I have also undertaken several paint analysis projects while I was a student in the joint Masters of Science in Historic Preservation program at Clemson University and the College of Charleston. The most notable projects included a paint reveal at the Joseph Manigault House and interior paint analysis at St. Mary of the Annunciation Roman Catholic Church. The paint reveal for the Manigault House followed up on recommendations to make an exposure in the master bedchamber by paint analyst Susan Buck. I found evidence to support Buck’s belief that the room had a decorative paint scheme, but was unable to uncover a distinct pattern. This may be an indication that the walls were faux-marbled. The paint analysis at St. Mary’s proved to be inconclusive because the decorative woodwork had been sanded. Some surviving evidence suggests that the columns had been faux-grained and the column capitals gilded, but a more conclusive study is needed. The interior walls, however, appear to have been originally painted a warm reddish brown.

Raising Sarah White’s buried gravestone at the Emanuel AME Cemetery. Photo by Amanda Steele Tucker.

As a student, I also completed cemetery conservation projects at the Kahal Kadosh Beth Elohim (KKBE) Cemetery and the Mother Emanuel AME Cemetery. I carefully cleaned several early-nineteenth-century gravestones at KKBE. The AME Cemetery dates to the early-twentieth century. Many of the gravestones had sunk, some of them completely. I located, excavated, and raised several stones that had been completely covered by earth.
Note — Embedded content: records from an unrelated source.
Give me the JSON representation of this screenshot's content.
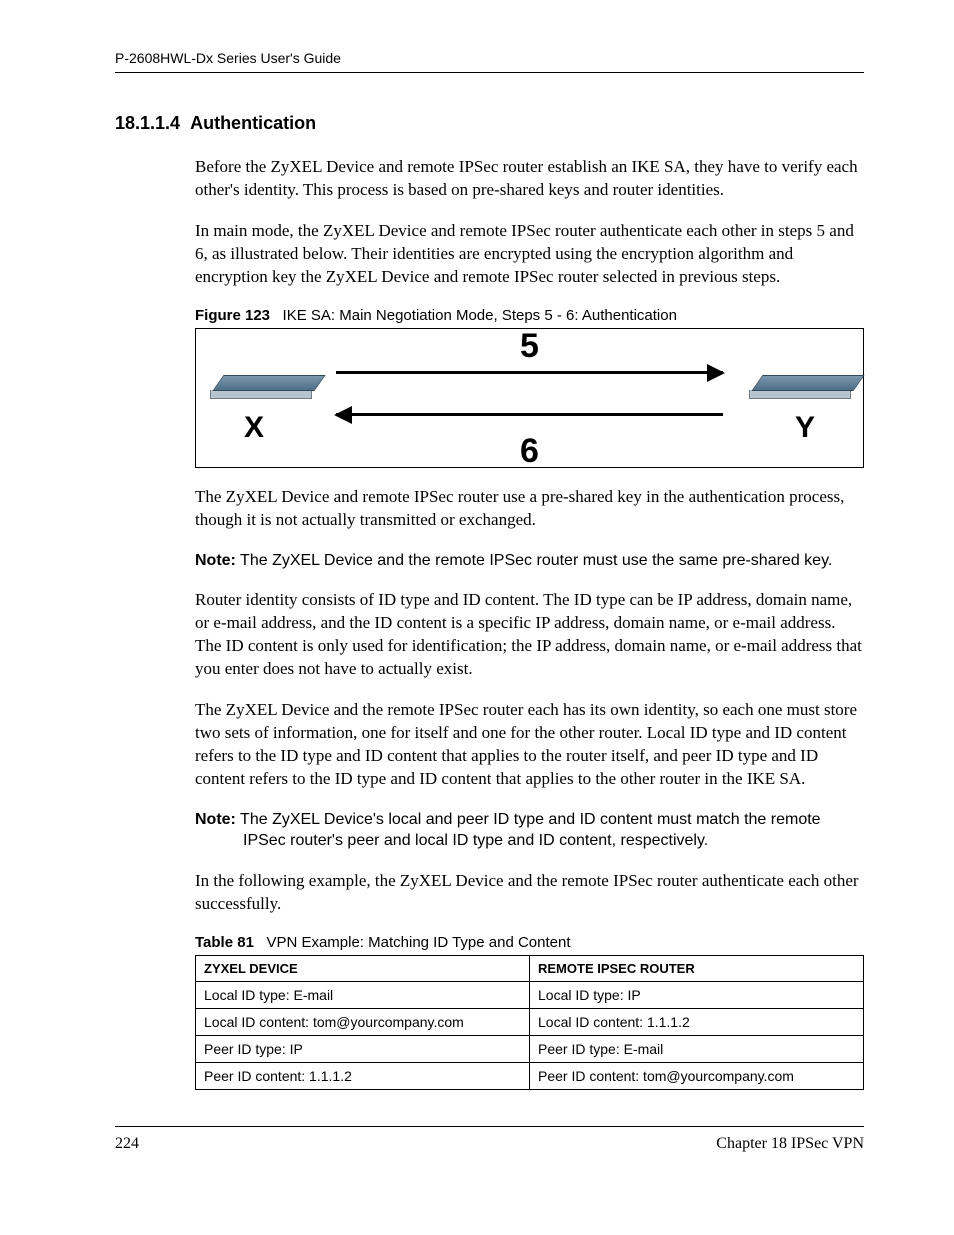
{
  "header": {
    "guide_title": "P-2608HWL-Dx Series User's Guide"
  },
  "section": {
    "number": "18.1.1.4",
    "title": "Authentication"
  },
  "paras": {
    "p1": "Before the ZyXEL Device and remote IPSec router establish an IKE SA, they have to verify each other's identity. This process is based on pre-shared keys and router identities.",
    "p2": "In main mode, the ZyXEL Device and remote IPSec router authenticate each other in steps 5 and 6, as illustrated below. Their identities are encrypted using the encryption algorithm and encryption key the ZyXEL Device and remote IPSec router selected in previous steps.",
    "p3": "The ZyXEL Device and remote IPSec router use a pre-shared key in the authentication process, though it is not actually transmitted or exchanged.",
    "p4": "Router identity consists of ID type and ID content. The ID type can be IP address, domain name, or e-mail address, and the ID content is a specific IP address, domain name, or e-mail address. The ID content is only used for identification; the IP address, domain name, or e-mail address that you enter does not have to actually exist.",
    "p5": "The ZyXEL Device and the remote IPSec router each has its own identity, so each one must store two sets of information, one for itself and one for the other router. Local ID type and ID content refers to the ID type and ID content that applies to the router itself, and peer ID type and ID content refers to the ID type and ID content that applies to the other router in the IKE SA.",
    "p6": "In the following example, the ZyXEL Device and the remote IPSec router authenticate each other successfully."
  },
  "figure": {
    "label": "Figure 123",
    "caption": "IKE SA: Main Negotiation Mode, Steps 5 - 6: Authentication",
    "left_label": "X",
    "right_label": "Y",
    "top_step": "5",
    "bottom_step": "6"
  },
  "notes": {
    "label": "Note:",
    "n1": "The ZyXEL Device and the remote IPSec router must use the same pre-shared key.",
    "n2": "The ZyXEL Device's local and peer ID type and ID content must match the remote IPSec router's peer and local ID type and ID content, respectively."
  },
  "table": {
    "label": "Table 81",
    "caption": "VPN Example: Matching ID Type and Content",
    "head": {
      "c1": "ZYXEL DEVICE",
      "c2": "REMOTE IPSEC ROUTER"
    },
    "rows": [
      {
        "c1": "Local ID type: E-mail",
        "c2": "Local ID type: IP"
      },
      {
        "c1": "Local ID content: tom@yourcompany.com",
        "c2": "Local ID content: 1.1.1.2"
      },
      {
        "c1": "Peer ID type: IP",
        "c2": "Peer ID type: E-mail"
      },
      {
        "c1": "Peer ID content: 1.1.1.2",
        "c2": "Peer ID content: tom@yourcompany.com"
      }
    ]
  },
  "footer": {
    "page": "224",
    "chapter": "Chapter 18 IPSec VPN"
  }
}
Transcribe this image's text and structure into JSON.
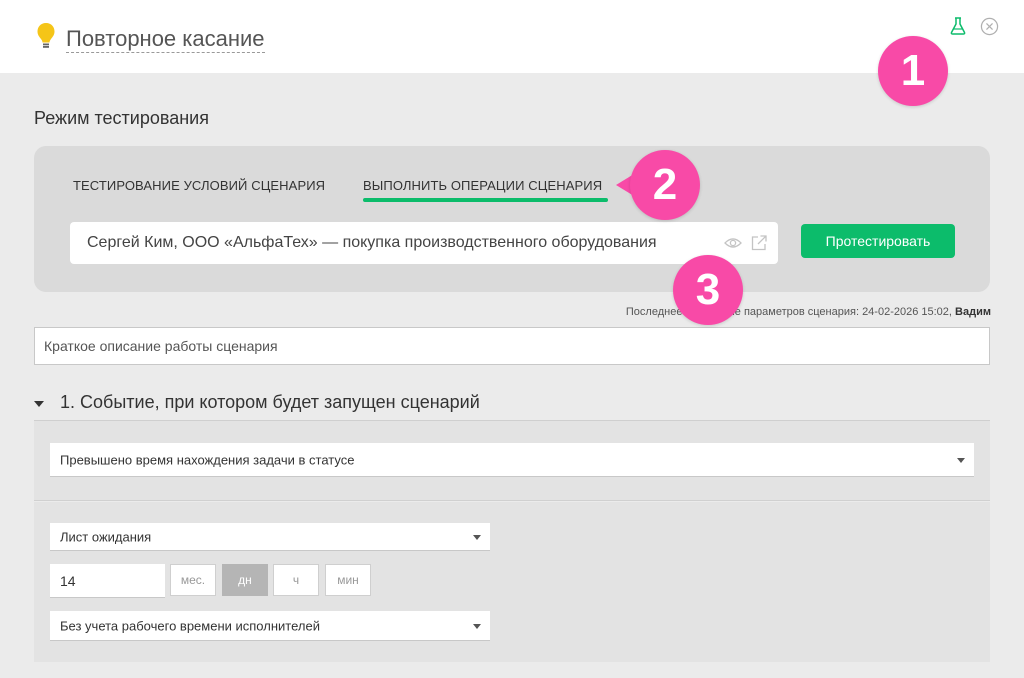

I also did grading work around the fronts of gravestones that could not be raised because they were attached to cradles and reset fallen gravestones using an appropriate lime mortar.

Sarah White’s gravestone after being raised, cleaned, and reset